-Technical training or current certifications
The study was conducted by a non-experimental self-reported survey. Questionnaires consisting of 17 questions were sent to 10 Critical access hospitals throughout Minnesota. The questionnaires were dispersed to the nurses by attaching them to their paycheck or in their mailbox.

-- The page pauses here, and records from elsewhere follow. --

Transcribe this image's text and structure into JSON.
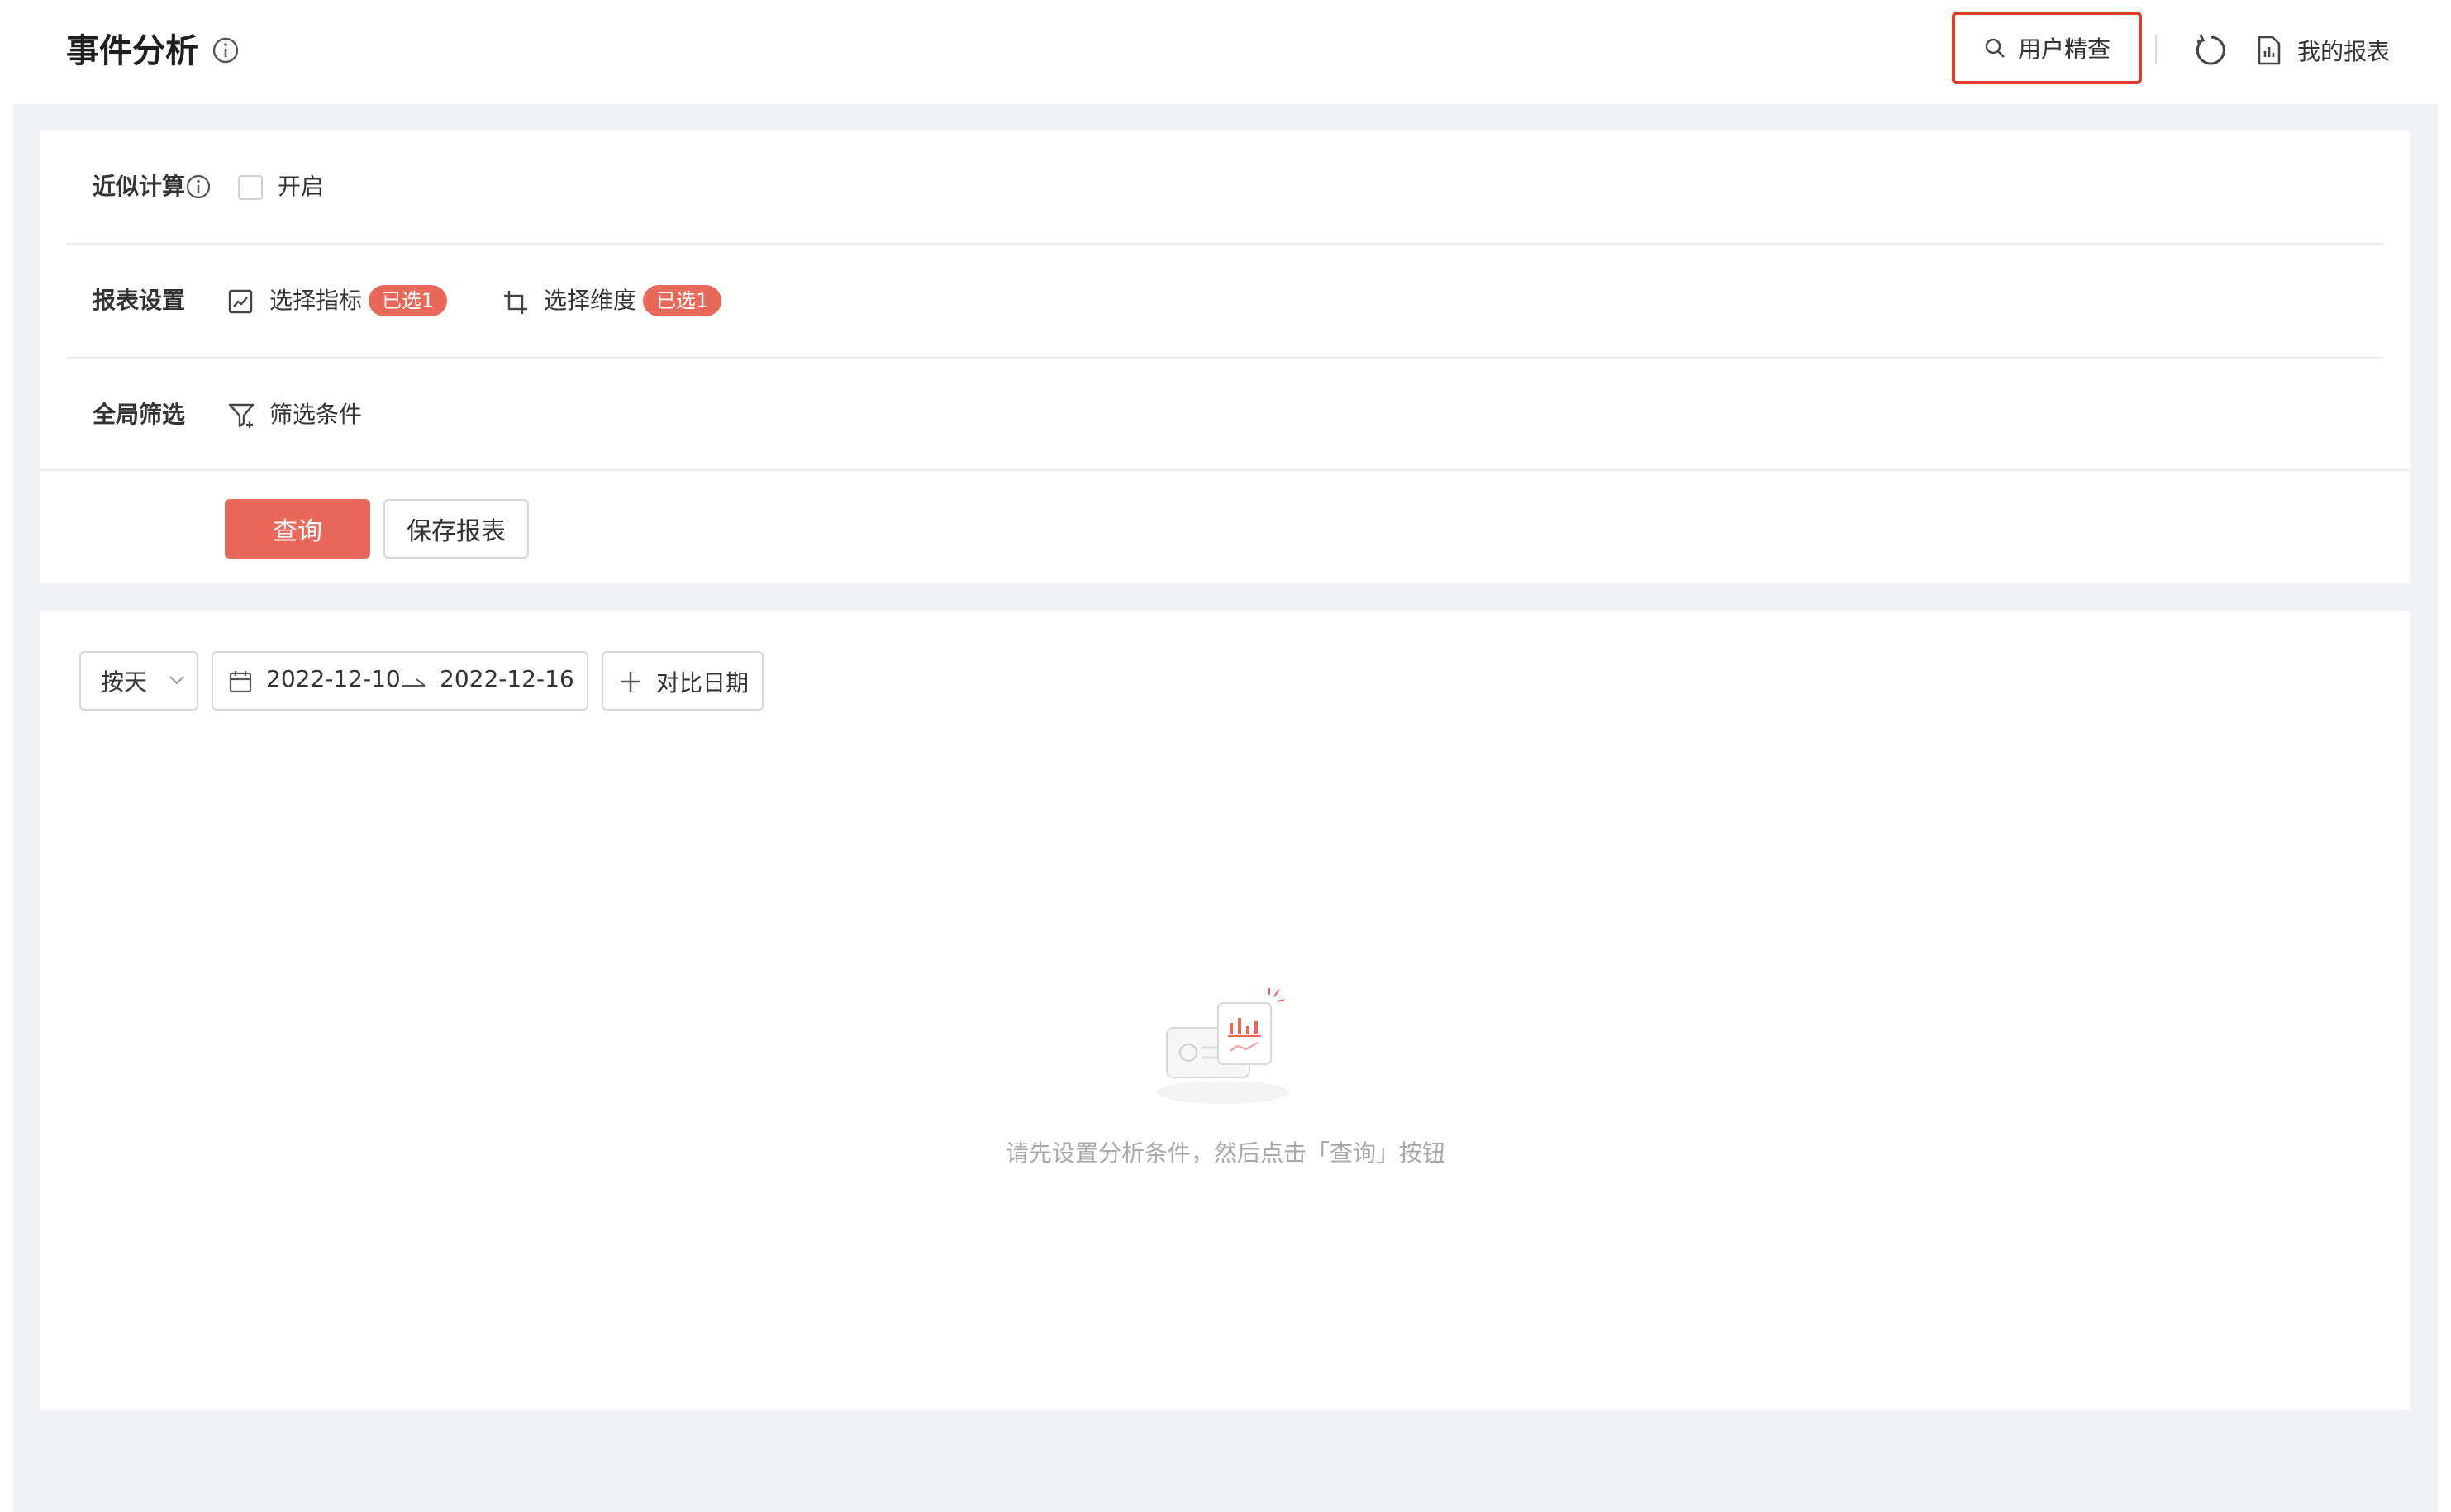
{
  "header": {
    "title": "事件分析",
    "user_inspect_label": "用户精查",
    "my_reports_label": "我的报表"
  },
  "settings": {
    "approx": {
      "label": "近似计算",
      "checkbox_label": "开启",
      "checked": false
    },
    "report": {
      "label": "报表设置",
      "metric_label": "选择指标",
      "metric_badge": "已选1",
      "dimension_label": "选择维度",
      "dimension_badge": "已选1"
    },
    "filter": {
      "label": "全局筛选",
      "condition_label": "筛选条件"
    },
    "actions": {
      "query_label": "查询",
      "save_label": "保存报表"
    }
  },
  "results": {
    "granularity": "按天",
    "date_start": "2022-12-10",
    "date_end": "2022-12-16",
    "compare_label": "对比日期",
    "empty_message": "请先设置分析条件，然后点击「查询」按钮"
  },
  "colors": {
    "accent": "#e8685a",
    "highlight_border": "#e23b2e",
    "canvas_bg": "#f0f1f4"
  },
  "icons": [
    "info-icon",
    "search-icon",
    "refresh-icon",
    "report-icon",
    "metric-icon",
    "dimension-icon",
    "filter-icon",
    "calendar-icon",
    "chevron-down-icon",
    "arrow-right-icon",
    "plus-icon",
    "empty-chart-illustration"
  ]
}
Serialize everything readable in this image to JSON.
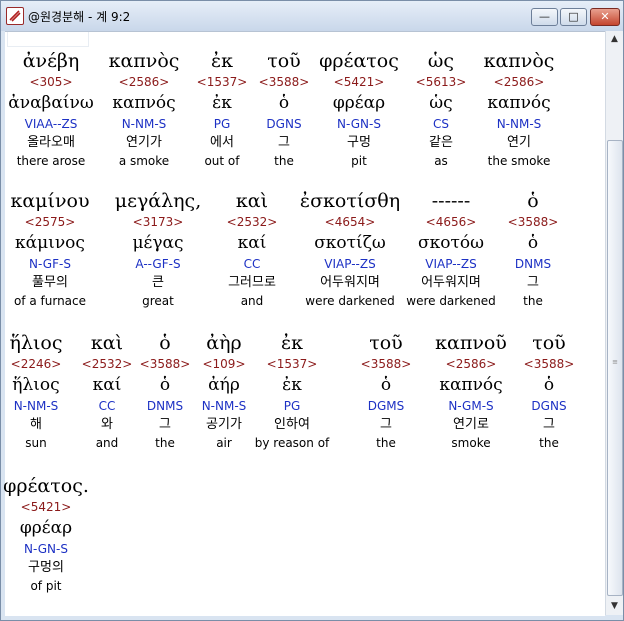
{
  "window": {
    "title": "@원경분해 - 계 9:2",
    "min_glyph": "—",
    "max_glyph": "□",
    "close_glyph": "✕"
  },
  "scrollbar": {
    "up": "▲",
    "down": "▼",
    "grip": "≡"
  },
  "rows": [
    {
      "words": [
        {
          "greek": "ἀνέβη",
          "strong": "<305>",
          "lemma": "ἀναβαίνω",
          "parse": "VIAA--ZS",
          "korean": "올라오매",
          "english": "there arose"
        },
        {
          "greek": "καπνὸς",
          "strong": "<2586>",
          "lemma": "καπνός",
          "parse": "N-NM-S",
          "korean": "연기가",
          "english": "a smoke"
        },
        {
          "greek": "ἐκ",
          "strong": "<1537>",
          "lemma": "ἐκ",
          "parse": "PG",
          "korean": "에서",
          "english": "out of"
        },
        {
          "greek": "τοῦ",
          "strong": "<3588>",
          "lemma": "ὁ",
          "parse": "DGNS",
          "korean": "그",
          "english": "the"
        },
        {
          "greek": "φρέατος",
          "strong": "<5421>",
          "lemma": "φρέαρ",
          "parse": "N-GN-S",
          "korean": "구멍",
          "english": "pit"
        },
        {
          "greek": "ὡς",
          "strong": "<5613>",
          "lemma": "ὡς",
          "parse": "CS",
          "korean": "같은",
          "english": "as"
        },
        {
          "greek": "καπνὸς",
          "strong": "<2586>",
          "lemma": "καπνός",
          "parse": "N-NM-S",
          "korean": "연기",
          "english": "the smoke"
        }
      ]
    },
    {
      "words": [
        {
          "greek": "καμίνου",
          "strong": "<2575>",
          "lemma": "κάμινος",
          "parse": "N-GF-S",
          "korean": "풀무의",
          "english": "of a furnace"
        },
        {
          "greek": "μεγάλης,",
          "strong": "<3173>",
          "lemma": "μέγας",
          "parse": "A--GF-S",
          "korean": "큰",
          "english": "great"
        },
        {
          "greek": "καὶ",
          "strong": "<2532>",
          "lemma": "καί",
          "parse": "CC",
          "korean": "그러므로",
          "english": "and"
        },
        {
          "greek": "ἐσκοτίσθη",
          "strong": "<4654>",
          "lemma": "σκοτίζω",
          "parse": "VIAP--ZS",
          "korean": "어두워지며",
          "english": "were darkened"
        },
        {
          "greek": "------",
          "strong": "<4656>",
          "lemma": "σκοτόω",
          "parse": "VIAP--ZS",
          "korean": "어두워지며",
          "english": "were darkened"
        },
        {
          "greek": "ὁ",
          "strong": "<3588>",
          "lemma": "ὁ",
          "parse": "DNMS",
          "korean": "그",
          "english": "the"
        }
      ]
    },
    {
      "words": [
        {
          "greek": "ἥλιος",
          "strong": "<2246>",
          "lemma": "ἥλιος",
          "parse": "N-NM-S",
          "korean": "해",
          "english": "sun"
        },
        {
          "greek": "καὶ",
          "strong": "<2532>",
          "lemma": "καί",
          "parse": "CC",
          "korean": "와",
          "english": "and"
        },
        {
          "greek": "ὁ",
          "strong": "<3588>",
          "lemma": "ὁ",
          "parse": "DNMS",
          "korean": "그",
          "english": "the"
        },
        {
          "greek": "ἀὴρ",
          "strong": "<109>",
          "lemma": "ἀήρ",
          "parse": "N-NM-S",
          "korean": "공기가",
          "english": "air"
        },
        {
          "greek": "ἐκ",
          "strong": "<1537>",
          "lemma": "ἐκ",
          "parse": "PG",
          "korean": "인하여",
          "english": "by reason of"
        },
        {
          "greek": "τοῦ",
          "strong": "<3588>",
          "lemma": "ὁ",
          "parse": "DGMS",
          "korean": "그",
          "english": "the"
        },
        {
          "greek": "καπνοῦ",
          "strong": "<2586>",
          "lemma": "καπνός",
          "parse": "N-GM-S",
          "korean": "연기로",
          "english": "smoke"
        },
        {
          "greek": "τοῦ",
          "strong": "<3588>",
          "lemma": "ὁ",
          "parse": "DGNS",
          "korean": "그",
          "english": "the"
        }
      ]
    },
    {
      "words": [
        {
          "greek": "φρέατος.",
          "strong": "<5421>",
          "lemma": "φρέαρ",
          "parse": "N-GN-S",
          "korean": "구멍의",
          "english": "of pit"
        }
      ]
    }
  ]
}
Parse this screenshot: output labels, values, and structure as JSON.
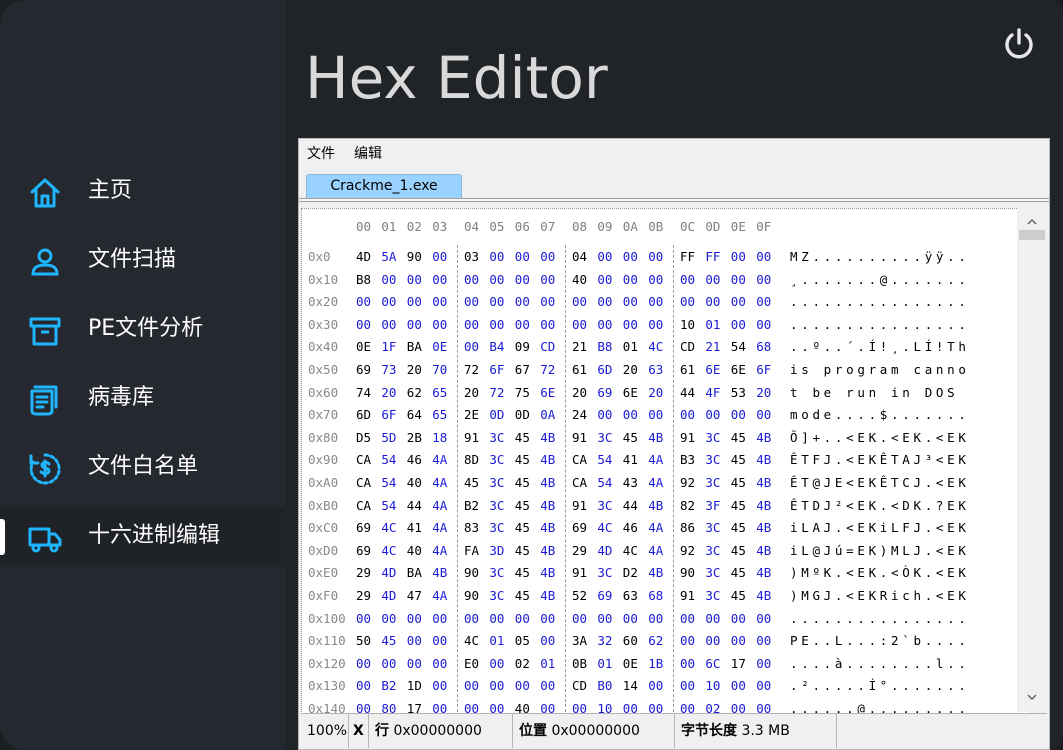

The nurses were asked to complete the questionnaire and return them to the researcher in a self addressed and stamped envelope provided.
The targeted population for this study was Registered Nurses working in rural hospitals designated as critical access hospitals in an upper midwestern state (Minnesota).
The sample was Registered Nurses working in hospitals licensed for 25 beds or less in communities of less than 4,500 people in the upper midwest (Minnesota)
-Age of the respondents range from 24-65 years old with an average age of 44.81 years old.
-47 of the respondents held an Associates Degree, 15 held a Diploma in nursing, 24 held a Bachelor of Science degree, and none of the respondents held a Masters degree.
-85 of the respondents were female and 1 was male
-Years of experience in nursing ranged from 5.5 months to 43 years and 5.1 months with an average of 21 years and 5 months.
-Years as an RN ranged from 5.5 months to 43 years 2 months for an average of 14.9 years and 5.4 months
-Years of experience in rural healthcare ranged from 5.5 months to 38 years 3 months for an average of 14.9 years and 4.9 months.
-All 86 respondents currently had CPR, 83 were certified in ACLS, 62 were certified in CALS, 48 were certified in neonatal resuscitation, 29 were certified in PALS, and 52 were certified in TNCC
A total of 147 questionnaires were sent to 10 Critical Access Hospitals in Minnesota. 86 completed questionnaires were returned for a return rate of 59%.
Years of nursing experience-
Years as an RN-
Years of experience in a rural health care setting-
Certifications curently held-
Strategies Used to Increase Comfort Level
-Continuing education, training, and certifications
-Self review and Study
-Observing others with more experience
-Reviewing policies, procedures, and equipment periodically
-Working as a team
-Be aggressive to get as much experience as possible
-Being overall organized and prepared
-Utilizing additional staff when needed
-Know you are doing the best you can with what you have
-Stay calm, don’t panic
-Evaluate after the situation and make necessary changes to policies and procedures
Additional Comments about Working in a Rural Hospital
-37 Positive comments (including diversity, great experience, knowing you patients, knowing your team members, using all of your skills, and caring for people you know)
-26 Negative comments (including poor staffing, unpredictable census, no physician in house, difficulty retaining skills not used frequently, overwhelming responsibility, and limited resources)
-24 Neutral comments (including being prepared for anything, caring for people you know, and relying on your team members)
-Study be conducted with a larger sample size
-Study be conducted throughout several states
-Perform a study comparing comfort level of nurses
working in larger urban emergency room settings
compared to nurses working in rural hospital
-Evaluate the helplessness experienced by nurses
working in rural hospitals where they don’t have the
manpower, resources, or equipment to adequately care
for someone in an emergency, leading to a poor
outcome for the patient.